ASSIGNMENT >>
If a line of the data below contains the string "Spin", copy it into your answer.

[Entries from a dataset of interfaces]
######

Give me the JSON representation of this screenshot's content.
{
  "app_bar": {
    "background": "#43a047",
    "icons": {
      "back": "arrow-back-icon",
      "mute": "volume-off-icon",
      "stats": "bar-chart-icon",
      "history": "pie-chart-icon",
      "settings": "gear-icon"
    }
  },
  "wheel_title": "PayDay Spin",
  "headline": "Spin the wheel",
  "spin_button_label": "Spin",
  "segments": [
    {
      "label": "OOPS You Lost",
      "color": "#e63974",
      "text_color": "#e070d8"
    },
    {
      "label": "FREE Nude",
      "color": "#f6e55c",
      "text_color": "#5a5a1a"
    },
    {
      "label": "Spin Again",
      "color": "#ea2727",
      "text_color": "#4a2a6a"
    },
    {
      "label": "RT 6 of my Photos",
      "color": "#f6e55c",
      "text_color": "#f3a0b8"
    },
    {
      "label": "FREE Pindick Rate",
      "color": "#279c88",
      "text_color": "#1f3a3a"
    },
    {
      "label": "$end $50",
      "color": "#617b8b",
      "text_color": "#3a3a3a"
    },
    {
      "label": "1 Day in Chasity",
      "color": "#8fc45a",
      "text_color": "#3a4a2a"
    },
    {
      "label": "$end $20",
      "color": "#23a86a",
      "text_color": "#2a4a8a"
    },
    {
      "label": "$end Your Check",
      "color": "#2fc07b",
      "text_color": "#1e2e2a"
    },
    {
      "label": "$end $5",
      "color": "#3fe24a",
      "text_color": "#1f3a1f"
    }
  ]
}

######

WRITTEN ANSWER >>
  "wheel_title": "PayDay Spin",
  "headline": "Spin the wheel",
  "spin_button_label": "Spin",
      "label": "Spin Again",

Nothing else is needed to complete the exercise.